The Second World War saw the Nashdom monks transferred temporarily to Middlesex, turning their home over to Benedictine sisters from London who cared for the handicapped. This did not get in the way of the relationship which bound the two communities more and more together in the cause of unity, showing how monastic life and Christianity can triumph over separation caused by conflicts of nations.
On 16 March 1947, Fr Ley announced he was coming to Italy to make the personal acquaintance of mother Pia, to visit Rome, and possibly meet the Holy Father. Accompanied by an oblate, Brother Francis de Sales, he arrived in Rome on 18 September 1947. On 22 September, he met Mgr Giovanni Battista Montini, Under-Secretary of the Vatican Secretariat, departing with a promise of a report on the Anglican Church to contribute to mutual acquaintance. On 25 September they met Pope Pius XII.
On returning to England, Fr Benedict continued promoting contacts between women’s communities in the Church of England and our own convent, and he never ceased from referring on every occasion, public and private, to the meetings in Rome and the convent, and between 1948 and 1951 more than fifty Anglican religious came to visit us.
Père Couturier was glad of the relationship between Nashdom and Grottaferrata and he invited other communities too, including those less open to the Church of Rome, to have conversations with the Holy See in order to carry forward the dialogue that had been begun. Maurice Villain, Couturier’s biographer, says the first to respond was a theologian from the Community of the Resurrection, Fr Geoffrey Curtis, who was a cousin of Fr Benedict Ley. Fr Curtis brought an important and practical energy to the relations between the Anglican world and the Holy See, supported by Mgr Montini, who had now become Pope Paul VI.

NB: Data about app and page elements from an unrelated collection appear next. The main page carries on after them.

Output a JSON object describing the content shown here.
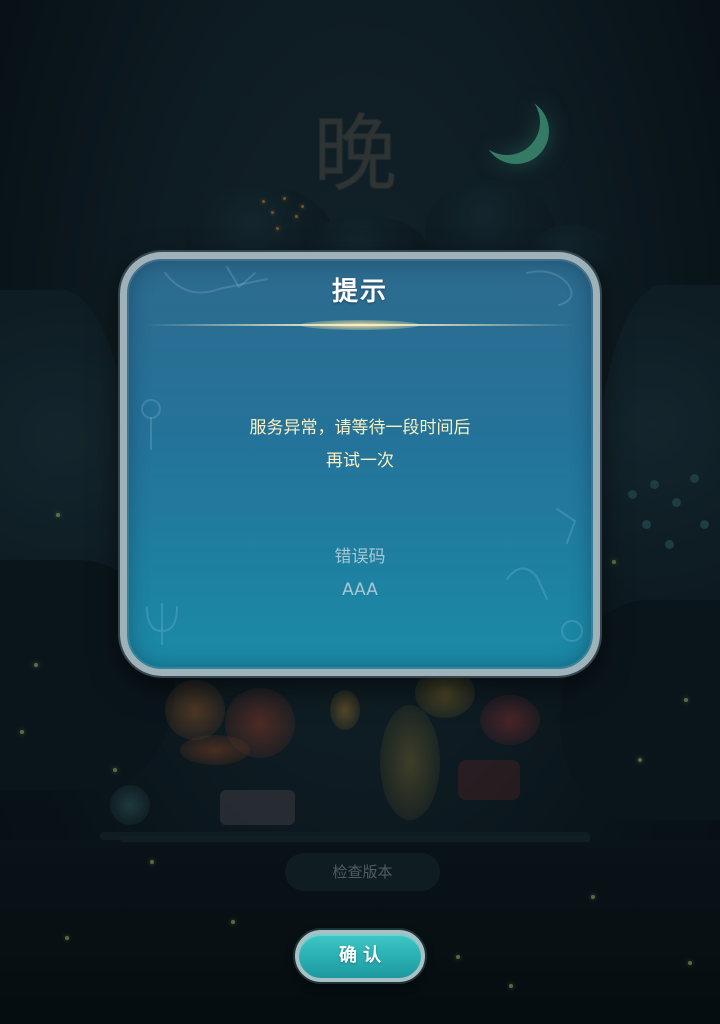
{
  "background": {
    "logo_text": "晚",
    "status": {
      "check_version_label": "检查版本"
    }
  },
  "dialog": {
    "title": "提示",
    "message_lines": [
      "服务异常，请等待一段时间后",
      "再试一次"
    ],
    "error_code_label": "错误码",
    "error_code": "AAA"
  },
  "actions": {
    "confirm_label": "确认"
  },
  "icons": {
    "moon": "crescent-moon-icon"
  },
  "colors": {
    "dialog_top": "#2d6a8e",
    "dialog_bottom": "#1a8ba7",
    "message_text": "#fcf1c2",
    "muted_text": "#a9c7d2",
    "confirm_button": "#29afb2"
  }
}
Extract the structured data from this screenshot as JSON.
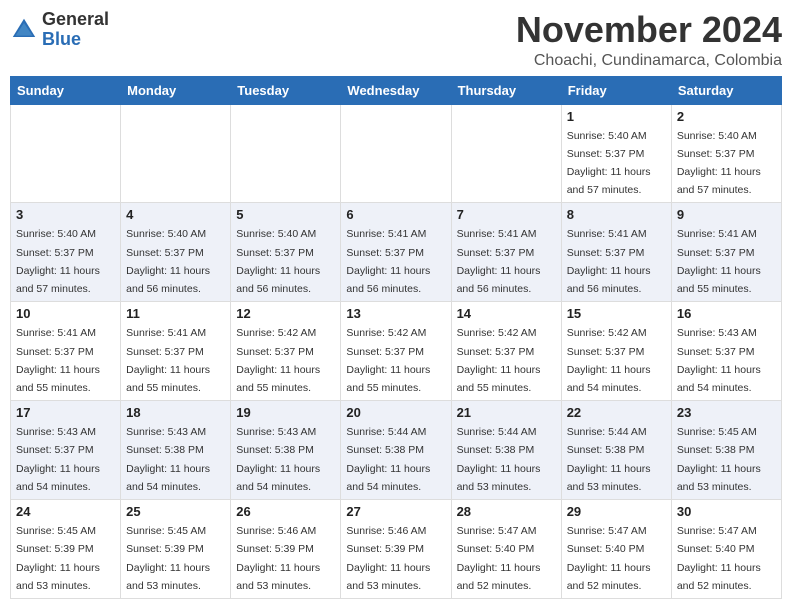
{
  "header": {
    "logo_general": "General",
    "logo_blue": "Blue",
    "month_title": "November 2024",
    "location": "Choachi, Cundinamarca, Colombia"
  },
  "days_of_week": [
    "Sunday",
    "Monday",
    "Tuesday",
    "Wednesday",
    "Thursday",
    "Friday",
    "Saturday"
  ],
  "weeks": [
    [
      {
        "day": "",
        "info": ""
      },
      {
        "day": "",
        "info": ""
      },
      {
        "day": "",
        "info": ""
      },
      {
        "day": "",
        "info": ""
      },
      {
        "day": "",
        "info": ""
      },
      {
        "day": "1",
        "info": "Sunrise: 5:40 AM\nSunset: 5:37 PM\nDaylight: 11 hours and 57 minutes."
      },
      {
        "day": "2",
        "info": "Sunrise: 5:40 AM\nSunset: 5:37 PM\nDaylight: 11 hours and 57 minutes."
      }
    ],
    [
      {
        "day": "3",
        "info": "Sunrise: 5:40 AM\nSunset: 5:37 PM\nDaylight: 11 hours and 57 minutes."
      },
      {
        "day": "4",
        "info": "Sunrise: 5:40 AM\nSunset: 5:37 PM\nDaylight: 11 hours and 56 minutes."
      },
      {
        "day": "5",
        "info": "Sunrise: 5:40 AM\nSunset: 5:37 PM\nDaylight: 11 hours and 56 minutes."
      },
      {
        "day": "6",
        "info": "Sunrise: 5:41 AM\nSunset: 5:37 PM\nDaylight: 11 hours and 56 minutes."
      },
      {
        "day": "7",
        "info": "Sunrise: 5:41 AM\nSunset: 5:37 PM\nDaylight: 11 hours and 56 minutes."
      },
      {
        "day": "8",
        "info": "Sunrise: 5:41 AM\nSunset: 5:37 PM\nDaylight: 11 hours and 56 minutes."
      },
      {
        "day": "9",
        "info": "Sunrise: 5:41 AM\nSunset: 5:37 PM\nDaylight: 11 hours and 55 minutes."
      }
    ],
    [
      {
        "day": "10",
        "info": "Sunrise: 5:41 AM\nSunset: 5:37 PM\nDaylight: 11 hours and 55 minutes."
      },
      {
        "day": "11",
        "info": "Sunrise: 5:41 AM\nSunset: 5:37 PM\nDaylight: 11 hours and 55 minutes."
      },
      {
        "day": "12",
        "info": "Sunrise: 5:42 AM\nSunset: 5:37 PM\nDaylight: 11 hours and 55 minutes."
      },
      {
        "day": "13",
        "info": "Sunrise: 5:42 AM\nSunset: 5:37 PM\nDaylight: 11 hours and 55 minutes."
      },
      {
        "day": "14",
        "info": "Sunrise: 5:42 AM\nSunset: 5:37 PM\nDaylight: 11 hours and 55 minutes."
      },
      {
        "day": "15",
        "info": "Sunrise: 5:42 AM\nSunset: 5:37 PM\nDaylight: 11 hours and 54 minutes."
      },
      {
        "day": "16",
        "info": "Sunrise: 5:43 AM\nSunset: 5:37 PM\nDaylight: 11 hours and 54 minutes."
      }
    ],
    [
      {
        "day": "17",
        "info": "Sunrise: 5:43 AM\nSunset: 5:37 PM\nDaylight: 11 hours and 54 minutes."
      },
      {
        "day": "18",
        "info": "Sunrise: 5:43 AM\nSunset: 5:38 PM\nDaylight: 11 hours and 54 minutes."
      },
      {
        "day": "19",
        "info": "Sunrise: 5:43 AM\nSunset: 5:38 PM\nDaylight: 11 hours and 54 minutes."
      },
      {
        "day": "20",
        "info": "Sunrise: 5:44 AM\nSunset: 5:38 PM\nDaylight: 11 hours and 54 minutes."
      },
      {
        "day": "21",
        "info": "Sunrise: 5:44 AM\nSunset: 5:38 PM\nDaylight: 11 hours and 53 minutes."
      },
      {
        "day": "22",
        "info": "Sunrise: 5:44 AM\nSunset: 5:38 PM\nDaylight: 11 hours and 53 minutes."
      },
      {
        "day": "23",
        "info": "Sunrise: 5:45 AM\nSunset: 5:38 PM\nDaylight: 11 hours and 53 minutes."
      }
    ],
    [
      {
        "day": "24",
        "info": "Sunrise: 5:45 AM\nSunset: 5:39 PM\nDaylight: 11 hours and 53 minutes."
      },
      {
        "day": "25",
        "info": "Sunrise: 5:45 AM\nSunset: 5:39 PM\nDaylight: 11 hours and 53 minutes."
      },
      {
        "day": "26",
        "info": "Sunrise: 5:46 AM\nSunset: 5:39 PM\nDaylight: 11 hours and 53 minutes."
      },
      {
        "day": "27",
        "info": "Sunrise: 5:46 AM\nSunset: 5:39 PM\nDaylight: 11 hours and 53 minutes."
      },
      {
        "day": "28",
        "info": "Sunrise: 5:47 AM\nSunset: 5:40 PM\nDaylight: 11 hours and 52 minutes."
      },
      {
        "day": "29",
        "info": "Sunrise: 5:47 AM\nSunset: 5:40 PM\nDaylight: 11 hours and 52 minutes."
      },
      {
        "day": "30",
        "info": "Sunrise: 5:47 AM\nSunset: 5:40 PM\nDaylight: 11 hours and 52 minutes."
      }
    ]
  ]
}
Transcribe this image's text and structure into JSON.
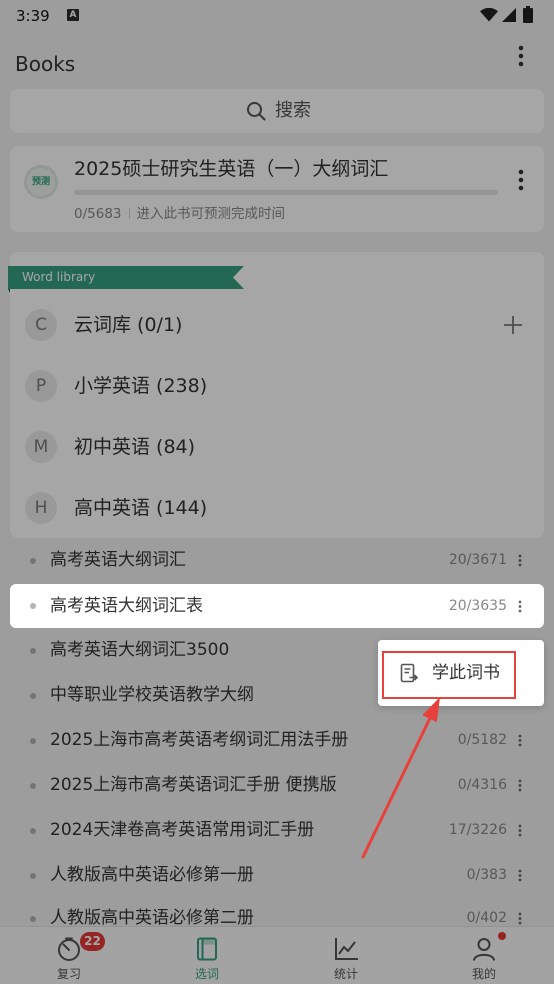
{
  "status_bar": {
    "time": "3:39",
    "notification_glyph": "A",
    "icons": [
      "wifi-icon",
      "signal-icon",
      "battery-icon"
    ]
  },
  "header": {
    "title": "Books",
    "menu_icon": "more-vert-icon"
  },
  "search": {
    "placeholder": "搜索",
    "icon": "search-icon"
  },
  "current_book": {
    "badge": "预测",
    "title": "2025硕士研究生英语（一）大纲词汇",
    "progress_ratio": 0,
    "progress_text": "0/5683",
    "hint": "进入此书可预测完成时间"
  },
  "library": {
    "label": "Word library",
    "categories": [
      {
        "letter": "C",
        "name": "云词库 (0/1)",
        "action_icon": "add-icon"
      },
      {
        "letter": "P",
        "name": "小学英语 (238)"
      },
      {
        "letter": "M",
        "name": "初中英语 (84)"
      },
      {
        "letter": "H",
        "name": "高中英语 (144)"
      }
    ],
    "books": [
      {
        "name": "高考英语大纲词汇",
        "progress": "20/3671"
      },
      {
        "name": "高考英语大纲词汇表",
        "progress": "20/3635",
        "selected": true
      },
      {
        "name": "高考英语大纲词汇3500"
      },
      {
        "name": "中等职业学校英语教学大纲"
      },
      {
        "name": "2025上海市高考英语考纲词汇用法手册",
        "progress": "0/5182"
      },
      {
        "name": "2025上海市高考英语词汇手册 便携版",
        "progress": "0/4316"
      },
      {
        "name": "2024天津卷高考英语常用词汇手册",
        "progress": "17/3226"
      },
      {
        "name": "人教版高中英语必修第一册",
        "progress": "0/383"
      },
      {
        "name": "人教版高中英语必修第二册",
        "progress": "0/402"
      }
    ]
  },
  "context_menu": {
    "items": [
      {
        "label": "学此词书",
        "icon": "study-book-icon"
      }
    ]
  },
  "bottom_nav": {
    "items": [
      {
        "label": "复习",
        "icon": "review-timer-icon",
        "badge": "22"
      },
      {
        "label": "选词",
        "icon": "book-select-icon",
        "active": true
      },
      {
        "label": "统计",
        "icon": "stats-chart-icon"
      },
      {
        "label": "我的",
        "icon": "profile-icon",
        "dot": true
      }
    ]
  },
  "colors": {
    "accent": "#36a07e",
    "badge_red": "#e53935",
    "annotation_red": "#e8403a",
    "dim_overlay": "rgba(0,0,0,0.35)"
  }
}
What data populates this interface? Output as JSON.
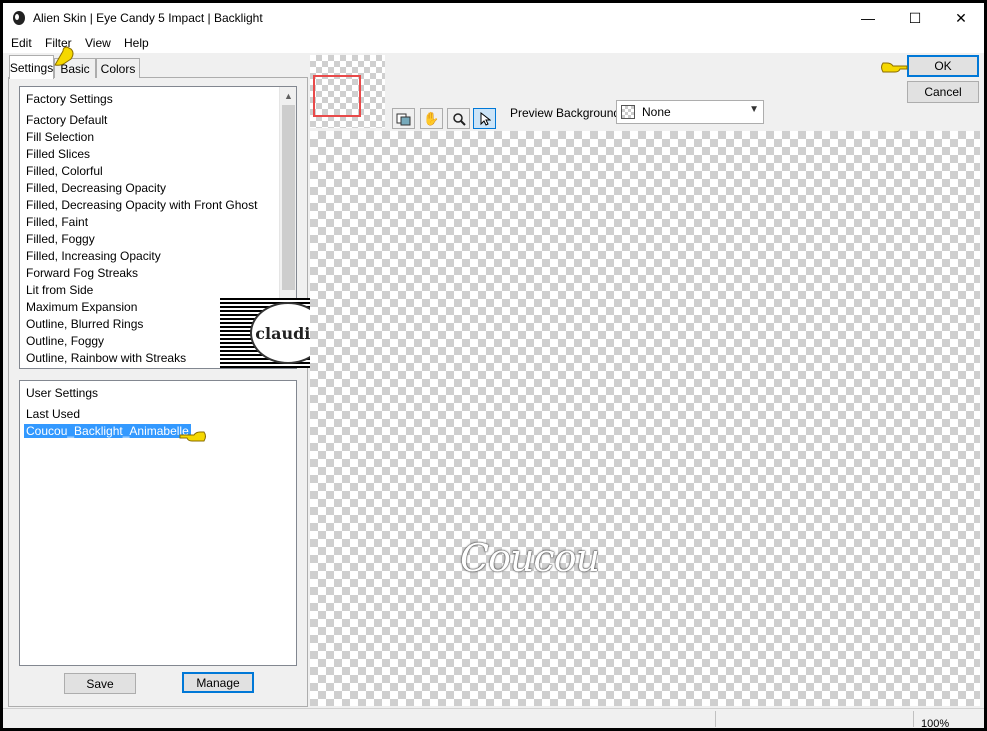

When Mother Pia stood down and transferred to an abbey in Switzerland, the correspondence with Fr Benedict Ley and Nashdom was continued by Sister Fara, who had been involved with the Anglican brothers from the beginning. Fr Benedict died in 1964, but there were other important meetings, with Dom Augustine Morris and Abbot Wilfrid Weston. The latter was present in Rome when Blessed Gabriella’s self-sacrifice was recognized, and, after a visit to Vitorchiano in 1981, took part in her beatification in St Paul-Outside-The-Walls in 1983. The last visit of a Nashdom Abbot, Dom Basil Matthews, was in 1988, but we keep up correspondence and communion in prayer.
Now our communion with the Anglican Benedictine world lives above all in the friendship with the Community of the Resurrection, Mirfield, born out of meetings with Fr George and Fr Oswin, and other brothers who have come here, and we now have an agreement to be united each month in our offering of the Eucharist for Christian Unity, coordinating dates so that we celebrate together on the same day.
Sister Gabriella Masturzo OCSO is a sister at the Trappist Convent of Vitorchiano. In 2016, the Community of the Resurrection began a friendship with the sisters of the convent. There have now been several visits, and we have discovered in them a relationship with Anglican religious communities that goes back a long way.
For the remainder of 2019, unity masses celebrated at Mirfield and Vitorchiano will be on the following dates:
- 25 June
- 17 July
- 16 August
- 24 September
- 25 October
- 27 November